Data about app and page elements
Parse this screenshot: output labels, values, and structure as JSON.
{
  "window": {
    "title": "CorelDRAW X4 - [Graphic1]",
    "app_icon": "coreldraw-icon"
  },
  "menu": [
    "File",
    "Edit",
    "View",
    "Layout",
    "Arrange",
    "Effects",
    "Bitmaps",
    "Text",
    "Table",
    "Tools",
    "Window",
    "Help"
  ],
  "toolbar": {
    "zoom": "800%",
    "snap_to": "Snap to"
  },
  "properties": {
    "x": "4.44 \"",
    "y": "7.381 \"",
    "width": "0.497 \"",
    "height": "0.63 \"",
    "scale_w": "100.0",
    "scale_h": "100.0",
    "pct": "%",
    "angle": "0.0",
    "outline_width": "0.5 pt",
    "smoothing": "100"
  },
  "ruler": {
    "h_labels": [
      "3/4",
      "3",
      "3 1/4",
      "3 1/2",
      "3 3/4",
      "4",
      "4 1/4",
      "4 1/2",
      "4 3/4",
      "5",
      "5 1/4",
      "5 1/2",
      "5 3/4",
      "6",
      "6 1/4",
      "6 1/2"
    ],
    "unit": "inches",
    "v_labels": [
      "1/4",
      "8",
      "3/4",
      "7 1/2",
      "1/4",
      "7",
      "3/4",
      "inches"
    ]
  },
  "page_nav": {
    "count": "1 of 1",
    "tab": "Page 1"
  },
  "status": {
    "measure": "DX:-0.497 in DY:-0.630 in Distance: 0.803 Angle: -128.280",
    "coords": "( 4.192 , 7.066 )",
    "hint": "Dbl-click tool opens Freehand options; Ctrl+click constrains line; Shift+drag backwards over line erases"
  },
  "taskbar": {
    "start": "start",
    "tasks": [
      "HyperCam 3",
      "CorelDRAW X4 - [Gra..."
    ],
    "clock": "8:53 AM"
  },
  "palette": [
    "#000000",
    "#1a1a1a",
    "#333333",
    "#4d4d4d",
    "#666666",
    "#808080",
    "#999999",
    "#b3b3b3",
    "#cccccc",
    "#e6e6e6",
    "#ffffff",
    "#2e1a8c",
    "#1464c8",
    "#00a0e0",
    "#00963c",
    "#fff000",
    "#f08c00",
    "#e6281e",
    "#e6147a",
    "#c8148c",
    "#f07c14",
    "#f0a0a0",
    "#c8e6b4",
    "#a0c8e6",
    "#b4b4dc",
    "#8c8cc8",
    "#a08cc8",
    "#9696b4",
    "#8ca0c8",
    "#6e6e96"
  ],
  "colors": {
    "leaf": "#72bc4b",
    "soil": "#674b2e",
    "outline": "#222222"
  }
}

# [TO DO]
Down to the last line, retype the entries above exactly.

# [OUTPUT FOR THIS TASK]
Parse this screenshot: output labels, values, and structure as JSON.
{
  "window": {
    "title": "CorelDRAW X4 - [Graphic1]",
    "app_icon": "coreldraw-icon"
  },
  "menu": [
    "File",
    "Edit",
    "View",
    "Layout",
    "Arrange",
    "Effects",
    "Bitmaps",
    "Text",
    "Table",
    "Tools",
    "Window",
    "Help"
  ],
  "toolbar": {
    "zoom": "800%",
    "snap_to": "Snap to"
  },
  "properties": {
    "x": "4.44 \"",
    "y": "7.381 \"",
    "width": "0.497 \"",
    "height": "0.63 \"",
    "scale_w": "100.0",
    "scale_h": "100.0",
    "pct": "%",
    "angle": "0.0",
    "outline_width": "0.5 pt",
    "smoothing": "100"
  },
  "ruler": {
    "h_labels": [
      "3/4",
      "3",
      "3 1/4",
      "3 1/2",
      "3 3/4",
      "4",
      "4 1/4",
      "4 1/2",
      "4 3/4",
      "5",
      "5 1/4",
      "5 1/2",
      "5 3/4",
      "6",
      "6 1/4",
      "6 1/2"
    ],
    "unit": "inches",
    "v_labels": [
      "1/4",
      "8",
      "3/4",
      "7 1/2",
      "1/4",
      "7",
      "3/4",
      "inches"
    ]
  },
  "page_nav": {
    "count": "1 of 1",
    "tab": "Page 1"
  },
  "status": {
    "measure": "DX:-0.497 in DY:-0.630 in Distance: 0.803 Angle: -128.280",
    "coords": "( 4.192 , 7.066 )",
    "hint": "Dbl-click tool opens Freehand options; Ctrl+click constrains line; Shift+drag backwards over line erases"
  },
  "taskbar": {
    "start": "start",
    "tasks": [
      "HyperCam 3",
      "CorelDRAW X4 - [Gra..."
    ],
    "clock": "8:53 AM"
  },
  "palette": [
    "#000000",
    "#1a1a1a",
    "#333333",
    "#4d4d4d",
    "#666666",
    "#808080",
    "#999999",
    "#b3b3b3",
    "#cccccc",
    "#e6e6e6",
    "#ffffff",
    "#2e1a8c",
    "#1464c8",
    "#00a0e0",
    "#00963c",
    "#fff000",
    "#f08c00",
    "#e6281e",
    "#e6147a",
    "#c8148c",
    "#f07c14",
    "#f0a0a0",
    "#c8e6b4",
    "#a0c8e6",
    "#b4b4dc",
    "#8c8cc8",
    "#a08cc8",
    "#9696b4",
    "#8ca0c8",
    "#6e6e96"
  ],
  "colors": {
    "leaf": "#72bc4b",
    "soil": "#674b2e",
    "outline": "#222222"
  }
}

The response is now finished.